Mr. Norquist holds a Masters of Business Administration and a Bachelor of Arts in Economics, both from Harvard University. He lives in Washington, DC with his wife, Samah, and his daughters, Grace and Giselle.
A freedom outlook for New Mexico’s 2015 legislative session
Posted By Paul Gessing On January 20, 2015 @ 1:13 pm
By Paul Gessing | Watchdog Opinion
The 2014 elections represented nothing less than a seismic shift in New Mexico’s political system. Gov. Martinez won re-election handily, but the real story was the Republican takeover of the House of Representatives for the first time in 62 years.
For New Mexico, this political shift is nothing less than a once-in-a-lifetime opportunity to improve itself. New Mexico has traditionally struggled with high poverty rates, poor education levels, and an over-reliance on both federal spending and mercurial commodity prices, particularly oil and natural gas.
In recent years, oil and gas alone have generated 31 percent of New Mexico’s General Fund revenues. Also, according to data from the Mercatus Center, New Mexico topped the nation with 32 percent of its workforce occupied in public-sector and federal-contract jobs as a percentage of total jobs.
With federal employment stagnant, natural gas prices continuing to hover at historically-low levels and the recent collapse in oil and gas prices, policymakers in the Land of Enchantment face a dire need to jump-start the State’s weak private sector. An indicator of that weakness is that New Mexico is home to only one publicly-traded company headquarters, those of PNM, the State’s largest utility.

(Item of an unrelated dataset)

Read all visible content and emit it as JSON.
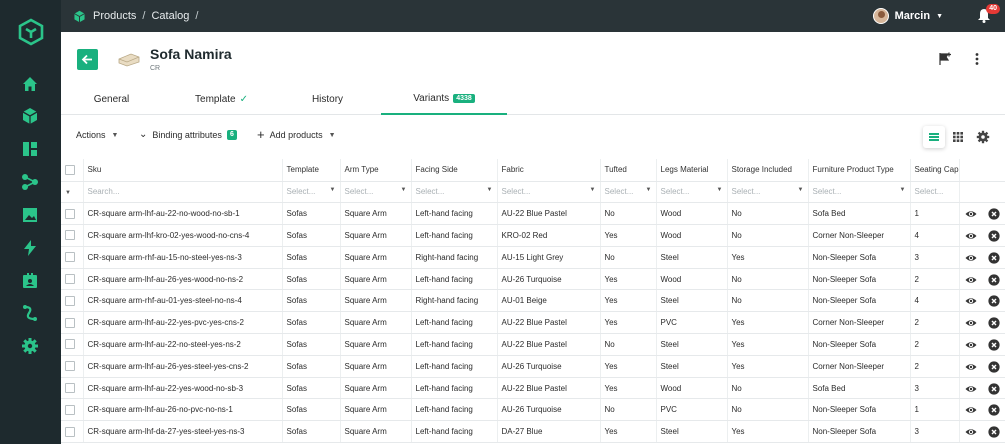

What is to be done?
For starters, the Legislature is going to be considering several labor reforms, most notably “right to work” legislation. Currently, 24 states have such laws on the books. These laws simply prohibit union membership or the payment of union dues as a condition of employment. Recently, “rust-belt” states of Indiana and Michigan have adopted similar laws.
New Mexico’s Senate majority leader – arguably the most powerful elected Democrat in the State – recently laid out some of his views on the upcoming legislative session. He claimed to support “compromise,” but it is clear that what he really means is that he has no plans to support reforms that will boost New Mexico’s struggling private- sector economy.
Sen. Michael Sanchez’s intransigence is not surprising given that he and his allies have controlled New Mexico’s Legislature for many decades and (likely see the new House Republican majority) as a temporary loosening of control as opposed to a decisive break. That big-government ideology, by the way, has driven New Mexico to the bottom of most good lists and the top of most bad ones.
Sanchez, despite his rhetoric of compromise, has stated firmly that he opposes “right to work.” On the other hand, he supports a new $50 million “closing fund” designed to bring new businesses to our state.